» Source records:
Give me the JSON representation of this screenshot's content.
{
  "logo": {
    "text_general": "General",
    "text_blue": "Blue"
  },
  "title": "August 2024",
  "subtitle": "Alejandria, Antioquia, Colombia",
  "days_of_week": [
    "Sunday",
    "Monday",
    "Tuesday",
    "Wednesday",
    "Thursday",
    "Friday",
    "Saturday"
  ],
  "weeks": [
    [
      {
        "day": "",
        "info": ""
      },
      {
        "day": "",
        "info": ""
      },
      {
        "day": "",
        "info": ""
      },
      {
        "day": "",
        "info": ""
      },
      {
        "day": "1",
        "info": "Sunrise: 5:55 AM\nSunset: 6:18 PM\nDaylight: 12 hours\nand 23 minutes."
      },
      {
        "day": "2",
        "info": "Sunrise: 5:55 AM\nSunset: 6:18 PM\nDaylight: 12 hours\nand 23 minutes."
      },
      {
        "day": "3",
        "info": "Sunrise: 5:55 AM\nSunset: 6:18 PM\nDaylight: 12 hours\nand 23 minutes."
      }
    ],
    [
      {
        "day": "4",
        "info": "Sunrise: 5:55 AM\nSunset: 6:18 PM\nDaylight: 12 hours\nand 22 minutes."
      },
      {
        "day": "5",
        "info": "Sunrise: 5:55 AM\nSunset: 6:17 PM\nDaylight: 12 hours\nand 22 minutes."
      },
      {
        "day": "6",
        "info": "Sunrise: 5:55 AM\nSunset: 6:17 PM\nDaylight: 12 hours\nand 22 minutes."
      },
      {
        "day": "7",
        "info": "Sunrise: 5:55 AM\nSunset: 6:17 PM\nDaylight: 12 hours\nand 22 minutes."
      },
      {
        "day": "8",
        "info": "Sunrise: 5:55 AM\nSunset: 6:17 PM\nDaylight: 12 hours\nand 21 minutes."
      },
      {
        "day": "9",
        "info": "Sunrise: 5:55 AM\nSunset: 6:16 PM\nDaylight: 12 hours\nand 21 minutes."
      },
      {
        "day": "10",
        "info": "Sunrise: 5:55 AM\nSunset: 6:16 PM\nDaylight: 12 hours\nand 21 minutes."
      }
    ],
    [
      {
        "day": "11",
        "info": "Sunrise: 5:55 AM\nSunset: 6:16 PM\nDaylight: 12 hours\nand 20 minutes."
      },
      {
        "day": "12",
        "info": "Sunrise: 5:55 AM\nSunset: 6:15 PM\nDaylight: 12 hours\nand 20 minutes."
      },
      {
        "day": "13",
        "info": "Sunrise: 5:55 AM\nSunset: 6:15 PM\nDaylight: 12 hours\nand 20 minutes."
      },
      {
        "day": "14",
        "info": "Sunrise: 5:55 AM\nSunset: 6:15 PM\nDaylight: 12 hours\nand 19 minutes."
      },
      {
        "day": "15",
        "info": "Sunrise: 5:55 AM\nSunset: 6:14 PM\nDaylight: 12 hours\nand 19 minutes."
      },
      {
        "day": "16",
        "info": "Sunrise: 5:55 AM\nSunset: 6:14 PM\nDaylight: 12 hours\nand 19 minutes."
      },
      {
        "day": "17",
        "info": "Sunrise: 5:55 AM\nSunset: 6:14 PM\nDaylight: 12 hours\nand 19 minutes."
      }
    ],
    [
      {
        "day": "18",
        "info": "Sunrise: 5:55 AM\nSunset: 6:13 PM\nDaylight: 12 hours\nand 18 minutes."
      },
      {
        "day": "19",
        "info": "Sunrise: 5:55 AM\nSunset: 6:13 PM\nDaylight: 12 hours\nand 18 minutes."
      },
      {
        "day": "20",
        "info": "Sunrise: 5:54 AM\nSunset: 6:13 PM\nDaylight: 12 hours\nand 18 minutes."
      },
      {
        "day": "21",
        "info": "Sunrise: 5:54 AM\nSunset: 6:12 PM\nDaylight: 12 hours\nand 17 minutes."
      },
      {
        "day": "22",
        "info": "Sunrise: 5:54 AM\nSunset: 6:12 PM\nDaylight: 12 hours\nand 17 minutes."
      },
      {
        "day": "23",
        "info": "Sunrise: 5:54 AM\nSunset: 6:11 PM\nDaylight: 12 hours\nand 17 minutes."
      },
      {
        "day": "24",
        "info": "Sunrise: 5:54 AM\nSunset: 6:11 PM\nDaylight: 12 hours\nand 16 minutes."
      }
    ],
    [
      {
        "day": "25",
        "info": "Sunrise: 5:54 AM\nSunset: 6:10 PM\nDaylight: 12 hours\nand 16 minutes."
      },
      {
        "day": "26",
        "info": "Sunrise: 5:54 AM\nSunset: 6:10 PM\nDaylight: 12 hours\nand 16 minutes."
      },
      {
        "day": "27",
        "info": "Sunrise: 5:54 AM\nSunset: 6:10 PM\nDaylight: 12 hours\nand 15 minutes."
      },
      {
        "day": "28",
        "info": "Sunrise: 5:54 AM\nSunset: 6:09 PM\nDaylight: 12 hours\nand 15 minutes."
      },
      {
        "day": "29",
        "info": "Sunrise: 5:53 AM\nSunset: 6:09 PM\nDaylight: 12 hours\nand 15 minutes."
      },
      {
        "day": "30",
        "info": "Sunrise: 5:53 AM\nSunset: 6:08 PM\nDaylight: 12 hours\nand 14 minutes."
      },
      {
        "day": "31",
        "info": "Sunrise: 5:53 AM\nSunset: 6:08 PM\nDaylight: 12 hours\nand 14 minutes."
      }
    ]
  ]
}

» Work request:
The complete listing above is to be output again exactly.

» Response for this exercise:
Give me the JSON representation of this screenshot's content.
{
  "logo": {
    "text_general": "General",
    "text_blue": "Blue"
  },
  "title": "August 2024",
  "subtitle": "Alejandria, Antioquia, Colombia",
  "days_of_week": [
    "Sunday",
    "Monday",
    "Tuesday",
    "Wednesday",
    "Thursday",
    "Friday",
    "Saturday"
  ],
  "weeks": [
    [
      {
        "day": "",
        "info": ""
      },
      {
        "day": "",
        "info": ""
      },
      {
        "day": "",
        "info": ""
      },
      {
        "day": "",
        "info": ""
      },
      {
        "day": "1",
        "info": "Sunrise: 5:55 AM\nSunset: 6:18 PM\nDaylight: 12 hours\nand 23 minutes."
      },
      {
        "day": "2",
        "info": "Sunrise: 5:55 AM\nSunset: 6:18 PM\nDaylight: 12 hours\nand 23 minutes."
      },
      {
        "day": "3",
        "info": "Sunrise: 5:55 AM\nSunset: 6:18 PM\nDaylight: 12 hours\nand 23 minutes."
      }
    ],
    [
      {
        "day": "4",
        "info": "Sunrise: 5:55 AM\nSunset: 6:18 PM\nDaylight: 12 hours\nand 22 minutes."
      },
      {
        "day": "5",
        "info": "Sunrise: 5:55 AM\nSunset: 6:17 PM\nDaylight: 12 hours\nand 22 minutes."
      },
      {
        "day": "6",
        "info": "Sunrise: 5:55 AM\nSunset: 6:17 PM\nDaylight: 12 hours\nand 22 minutes."
      },
      {
        "day": "7",
        "info": "Sunrise: 5:55 AM\nSunset: 6:17 PM\nDaylight: 12 hours\nand 22 minutes."
      },
      {
        "day": "8",
        "info": "Sunrise: 5:55 AM\nSunset: 6:17 PM\nDaylight: 12 hours\nand 21 minutes."
      },
      {
        "day": "9",
        "info": "Sunrise: 5:55 AM\nSunset: 6:16 PM\nDaylight: 12 hours\nand 21 minutes."
      },
      {
        "day": "10",
        "info": "Sunrise: 5:55 AM\nSunset: 6:16 PM\nDaylight: 12 hours\nand 21 minutes."
      }
    ],
    [
      {
        "day": "11",
        "info": "Sunrise: 5:55 AM\nSunset: 6:16 PM\nDaylight: 12 hours\nand 20 minutes."
      },
      {
        "day": "12",
        "info": "Sunrise: 5:55 AM\nSunset: 6:15 PM\nDaylight: 12 hours\nand 20 minutes."
      },
      {
        "day": "13",
        "info": "Sunrise: 5:55 AM\nSunset: 6:15 PM\nDaylight: 12 hours\nand 20 minutes."
      },
      {
        "day": "14",
        "info": "Sunrise: 5:55 AM\nSunset: 6:15 PM\nDaylight: 12 hours\nand 19 minutes."
      },
      {
        "day": "15",
        "info": "Sunrise: 5:55 AM\nSunset: 6:14 PM\nDaylight: 12 hours\nand 19 minutes."
      },
      {
        "day": "16",
        "info": "Sunrise: 5:55 AM\nSunset: 6:14 PM\nDaylight: 12 hours\nand 19 minutes."
      },
      {
        "day": "17",
        "info": "Sunrise: 5:55 AM\nSunset: 6:14 PM\nDaylight: 12 hours\nand 19 minutes."
      }
    ],
    [
      {
        "day": "18",
        "info": "Sunrise: 5:55 AM\nSunset: 6:13 PM\nDaylight: 12 hours\nand 18 minutes."
      },
      {
        "day": "19",
        "info": "Sunrise: 5:55 AM\nSunset: 6:13 PM\nDaylight: 12 hours\nand 18 minutes."
      },
      {
        "day": "20",
        "info": "Sunrise: 5:54 AM\nSunset: 6:13 PM\nDaylight: 12 hours\nand 18 minutes."
      },
      {
        "day": "21",
        "info": "Sunrise: 5:54 AM\nSunset: 6:12 PM\nDaylight: 12 hours\nand 17 minutes."
      },
      {
        "day": "22",
        "info": "Sunrise: 5:54 AM\nSunset: 6:12 PM\nDaylight: 12 hours\nand 17 minutes."
      },
      {
        "day": "23",
        "info": "Sunrise: 5:54 AM\nSunset: 6:11 PM\nDaylight: 12 hours\nand 17 minutes."
      },
      {
        "day": "24",
        "info": "Sunrise: 5:54 AM\nSunset: 6:11 PM\nDaylight: 12 hours\nand 16 minutes."
      }
    ],
    [
      {
        "day": "25",
        "info": "Sunrise: 5:54 AM\nSunset: 6:10 PM\nDaylight: 12 hours\nand 16 minutes."
      },
      {
        "day": "26",
        "info": "Sunrise: 5:54 AM\nSunset: 6:10 PM\nDaylight: 12 hours\nand 16 minutes."
      },
      {
        "day": "27",
        "info": "Sunrise: 5:54 AM\nSunset: 6:10 PM\nDaylight: 12 hours\nand 15 minutes."
      },
      {
        "day": "28",
        "info": "Sunrise: 5:54 AM\nSunset: 6:09 PM\nDaylight: 12 hours\nand 15 minutes."
      },
      {
        "day": "29",
        "info": "Sunrise: 5:53 AM\nSunset: 6:09 PM\nDaylight: 12 hours\nand 15 minutes."
      },
      {
        "day": "30",
        "info": "Sunrise: 5:53 AM\nSunset: 6:08 PM\nDaylight: 12 hours\nand 14 minutes."
      },
      {
        "day": "31",
        "info": "Sunrise: 5:53 AM\nSunset: 6:08 PM\nDaylight: 12 hours\nand 14 minutes."
      }
    ]
  ]
}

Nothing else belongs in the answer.